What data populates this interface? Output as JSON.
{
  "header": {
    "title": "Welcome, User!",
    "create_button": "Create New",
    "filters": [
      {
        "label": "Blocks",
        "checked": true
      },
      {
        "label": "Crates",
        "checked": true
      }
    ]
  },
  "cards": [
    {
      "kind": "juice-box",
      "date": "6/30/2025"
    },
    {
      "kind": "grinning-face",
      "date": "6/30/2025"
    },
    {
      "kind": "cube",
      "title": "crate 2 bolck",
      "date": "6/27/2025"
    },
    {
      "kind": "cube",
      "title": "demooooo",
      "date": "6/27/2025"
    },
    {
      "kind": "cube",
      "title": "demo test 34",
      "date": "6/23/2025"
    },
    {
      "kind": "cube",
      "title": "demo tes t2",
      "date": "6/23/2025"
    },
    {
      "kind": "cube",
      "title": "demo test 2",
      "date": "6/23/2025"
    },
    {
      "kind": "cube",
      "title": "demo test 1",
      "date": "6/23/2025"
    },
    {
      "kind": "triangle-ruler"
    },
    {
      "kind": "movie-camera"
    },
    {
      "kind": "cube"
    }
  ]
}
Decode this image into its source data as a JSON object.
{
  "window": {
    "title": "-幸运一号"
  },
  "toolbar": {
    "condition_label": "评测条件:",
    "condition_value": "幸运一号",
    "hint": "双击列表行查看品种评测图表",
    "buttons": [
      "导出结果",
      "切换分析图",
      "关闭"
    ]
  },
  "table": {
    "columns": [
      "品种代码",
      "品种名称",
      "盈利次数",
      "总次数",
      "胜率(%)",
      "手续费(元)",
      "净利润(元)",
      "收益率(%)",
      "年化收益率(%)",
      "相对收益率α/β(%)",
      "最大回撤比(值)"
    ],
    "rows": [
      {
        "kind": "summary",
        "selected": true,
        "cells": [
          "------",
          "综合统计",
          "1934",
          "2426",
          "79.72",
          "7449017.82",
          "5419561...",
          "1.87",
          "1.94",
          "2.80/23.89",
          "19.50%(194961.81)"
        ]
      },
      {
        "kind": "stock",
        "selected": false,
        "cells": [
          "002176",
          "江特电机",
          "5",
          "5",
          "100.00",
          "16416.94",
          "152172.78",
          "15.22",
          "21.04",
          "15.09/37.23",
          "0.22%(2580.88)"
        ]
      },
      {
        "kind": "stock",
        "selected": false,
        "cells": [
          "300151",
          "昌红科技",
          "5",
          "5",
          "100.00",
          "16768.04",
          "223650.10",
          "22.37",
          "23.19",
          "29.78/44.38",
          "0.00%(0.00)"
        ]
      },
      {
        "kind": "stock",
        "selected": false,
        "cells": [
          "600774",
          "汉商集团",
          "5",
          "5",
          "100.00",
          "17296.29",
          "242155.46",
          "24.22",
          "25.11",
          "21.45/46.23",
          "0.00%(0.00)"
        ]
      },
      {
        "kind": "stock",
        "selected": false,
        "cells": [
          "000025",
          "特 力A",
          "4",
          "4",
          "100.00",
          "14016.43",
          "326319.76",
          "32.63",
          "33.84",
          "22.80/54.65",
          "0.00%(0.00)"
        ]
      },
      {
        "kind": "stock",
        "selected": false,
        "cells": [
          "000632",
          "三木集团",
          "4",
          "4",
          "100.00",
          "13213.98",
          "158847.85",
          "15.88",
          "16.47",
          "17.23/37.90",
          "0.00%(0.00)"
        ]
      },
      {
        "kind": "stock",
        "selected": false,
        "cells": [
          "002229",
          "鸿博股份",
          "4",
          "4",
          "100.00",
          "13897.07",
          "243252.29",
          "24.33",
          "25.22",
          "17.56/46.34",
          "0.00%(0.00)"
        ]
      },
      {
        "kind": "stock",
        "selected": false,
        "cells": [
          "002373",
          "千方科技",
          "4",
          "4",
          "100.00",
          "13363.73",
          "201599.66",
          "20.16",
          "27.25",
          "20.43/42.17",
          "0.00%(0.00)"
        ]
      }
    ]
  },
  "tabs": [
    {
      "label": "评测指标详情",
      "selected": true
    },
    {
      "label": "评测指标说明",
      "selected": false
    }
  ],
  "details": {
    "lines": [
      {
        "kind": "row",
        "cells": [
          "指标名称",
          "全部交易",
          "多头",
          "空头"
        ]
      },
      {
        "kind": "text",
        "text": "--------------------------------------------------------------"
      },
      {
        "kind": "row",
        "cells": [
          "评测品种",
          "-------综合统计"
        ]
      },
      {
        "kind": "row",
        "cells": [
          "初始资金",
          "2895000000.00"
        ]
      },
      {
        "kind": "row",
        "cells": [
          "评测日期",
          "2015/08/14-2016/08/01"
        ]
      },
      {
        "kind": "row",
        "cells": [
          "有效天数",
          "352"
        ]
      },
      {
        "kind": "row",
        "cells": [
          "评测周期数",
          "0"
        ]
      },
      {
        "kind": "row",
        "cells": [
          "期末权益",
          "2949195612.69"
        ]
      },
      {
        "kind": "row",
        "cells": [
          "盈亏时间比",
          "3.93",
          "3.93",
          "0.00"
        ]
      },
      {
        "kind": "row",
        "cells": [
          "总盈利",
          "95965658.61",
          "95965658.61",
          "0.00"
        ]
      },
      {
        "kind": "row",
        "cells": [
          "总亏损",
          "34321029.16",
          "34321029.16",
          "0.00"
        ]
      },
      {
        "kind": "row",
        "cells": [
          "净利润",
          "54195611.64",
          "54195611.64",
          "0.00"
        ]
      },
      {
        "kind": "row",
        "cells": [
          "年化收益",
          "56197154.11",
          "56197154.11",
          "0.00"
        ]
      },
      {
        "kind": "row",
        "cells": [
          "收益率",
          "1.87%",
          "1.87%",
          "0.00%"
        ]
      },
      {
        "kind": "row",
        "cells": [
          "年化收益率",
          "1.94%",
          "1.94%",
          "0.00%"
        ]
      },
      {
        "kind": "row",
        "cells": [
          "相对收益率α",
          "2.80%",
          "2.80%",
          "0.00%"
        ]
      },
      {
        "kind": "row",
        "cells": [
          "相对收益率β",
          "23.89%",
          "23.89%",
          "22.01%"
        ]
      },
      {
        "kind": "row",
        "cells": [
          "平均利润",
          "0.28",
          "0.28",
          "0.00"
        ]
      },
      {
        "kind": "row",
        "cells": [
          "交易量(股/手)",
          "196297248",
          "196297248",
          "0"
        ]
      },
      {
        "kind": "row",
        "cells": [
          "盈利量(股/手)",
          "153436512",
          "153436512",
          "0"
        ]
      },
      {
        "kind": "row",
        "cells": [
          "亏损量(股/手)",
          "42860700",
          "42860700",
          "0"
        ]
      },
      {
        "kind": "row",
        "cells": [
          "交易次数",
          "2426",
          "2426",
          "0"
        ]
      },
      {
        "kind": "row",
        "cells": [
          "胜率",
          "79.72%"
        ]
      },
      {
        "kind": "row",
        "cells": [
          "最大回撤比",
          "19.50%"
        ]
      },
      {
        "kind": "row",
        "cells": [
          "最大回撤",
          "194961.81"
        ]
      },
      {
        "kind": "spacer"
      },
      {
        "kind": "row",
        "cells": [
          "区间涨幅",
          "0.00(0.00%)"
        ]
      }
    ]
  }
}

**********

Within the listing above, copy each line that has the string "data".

What data populates this interface? Output as JSON.
Decode this image into its source data as a JSON object.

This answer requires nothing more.